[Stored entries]
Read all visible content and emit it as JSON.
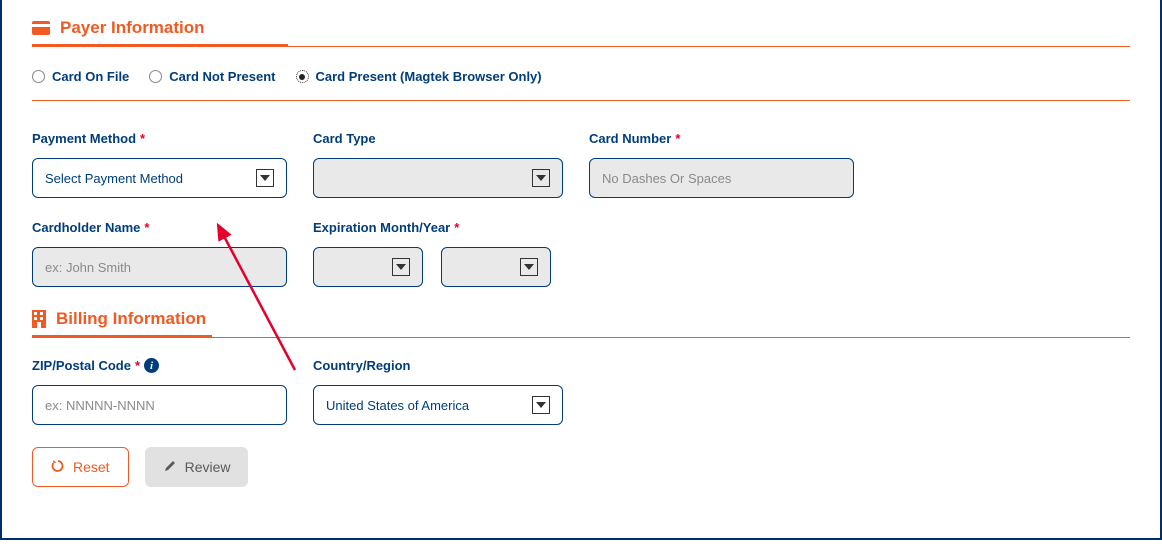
{
  "sections": {
    "payer_title": "Payer Information",
    "billing_title": "Billing Information"
  },
  "radios": {
    "card_on_file": "Card On File",
    "card_not_present": "Card Not Present",
    "card_present": "Card Present (Magtek Browser Only)"
  },
  "fields": {
    "payment_method": {
      "label": "Payment Method",
      "value": "Select Payment Method"
    },
    "card_type": {
      "label": "Card Type"
    },
    "card_number": {
      "label": "Card Number",
      "placeholder": "No Dashes Or Spaces"
    },
    "cardholder_name": {
      "label": "Cardholder Name",
      "placeholder": "ex: John Smith"
    },
    "expiration": {
      "label": "Expiration Month/Year"
    },
    "zip": {
      "label": "ZIP/Postal Code",
      "placeholder": "ex: NNNNN-NNNN"
    },
    "country": {
      "label": "Country/Region",
      "value": "United States of America"
    }
  },
  "buttons": {
    "reset": "Reset",
    "review": "Review"
  },
  "required": "*"
}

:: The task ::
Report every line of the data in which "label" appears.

:: Written answer ::
      "label": "Payment Method",
      "label": "Card Type"
      "label": "Card Number",
      "label": "Cardholder Name",
      "label": "Expiration Month/Year"
      "label": "ZIP/Postal Code",
      "label": "Country/Region",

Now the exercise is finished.